The recent emphasis on architecture as a social tool, as seen at the last Venice Biennale, also relates back to Aalto, as Eisenbrand points out: “To help countries in the aftermath of human crisis, that was a big topic for Aalto during and after World War II.” He mentions Shigeru Ban, who draws inspiration not only from Aalto’s innovative ways with wood, but also his humanitarian actions. And Alvaro Siza, who was interviewed for the exhibition: “The attention to detail, the importance to direct the light, architecture speaking to all the senses”, Eisenbrand describes their similar approaches.
Today it’s harder to find clear manifestos. “After post-modernism the field is so wide open, all the architects and artists connect anyhow. There are so many biennials and triennials, the TED conferences and other platforms,” Eisenbrand says. Indeed, organisations like CIAM, which brought Modernist architects, theorists and artists together, has been replaced by a multitude of voices and global platforms in the post-digital context.

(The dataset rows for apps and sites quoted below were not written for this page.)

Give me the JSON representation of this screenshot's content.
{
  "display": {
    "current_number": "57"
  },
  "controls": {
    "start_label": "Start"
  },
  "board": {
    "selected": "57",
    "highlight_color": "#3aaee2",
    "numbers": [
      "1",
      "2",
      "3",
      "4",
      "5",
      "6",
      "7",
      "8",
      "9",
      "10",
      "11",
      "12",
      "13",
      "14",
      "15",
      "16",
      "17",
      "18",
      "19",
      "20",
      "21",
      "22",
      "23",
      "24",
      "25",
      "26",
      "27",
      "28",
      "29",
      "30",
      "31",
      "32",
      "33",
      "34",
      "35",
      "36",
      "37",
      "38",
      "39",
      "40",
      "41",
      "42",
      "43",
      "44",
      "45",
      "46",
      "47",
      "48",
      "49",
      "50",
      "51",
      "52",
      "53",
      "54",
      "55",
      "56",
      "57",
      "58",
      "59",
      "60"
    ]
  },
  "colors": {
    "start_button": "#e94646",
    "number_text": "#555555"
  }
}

Amongst the wider public Eisenbrand thinks Aalto’s legacy is best known through his furniture designs, which are still globally distributed under the Artek brand. “At least outside Finland his furniture is seen by more people, because it’s movable, it travels around.” The sculptural Paimio Chair is one of the items originating from the Paimio Sanatorium, which was commissioned in the late 1920s – a fusion of beauty, function and social purpose. Aalto’s bent wood has been a great inspiration for designers, for example Charles and Ray Eames. “Aalto working with laminated wood that he moulded in two dimensions and the Eameses work with plywood bent in three dimensions – there is a clear progression there,” Eisenbrand explains.
Evocative photographs of Aalto’s key buildings have been commissioned for the exhibition from Armin Linke, a fine art photographer based in Berlin. The curatorial team wanted to provide fresh views of these iconic spaces. “We chose Linke because we didn’t want to have typical architectural photography that shows the buildings empty, devoid of people and monumentalises them,” Eisenbrand says, describing Linke’s approach as neutral and sachlich (objective). “He found some unusual views that I had never noticed before.”
Alvar Aalto – Second Nature, published by Vitra Design Museum, with essays and photographs accompanies the exhibition
Alvar Aalto – Art and the Modern Form 11.5.2017 – 24.9.2017, Ateneum Art Museum, Helsinki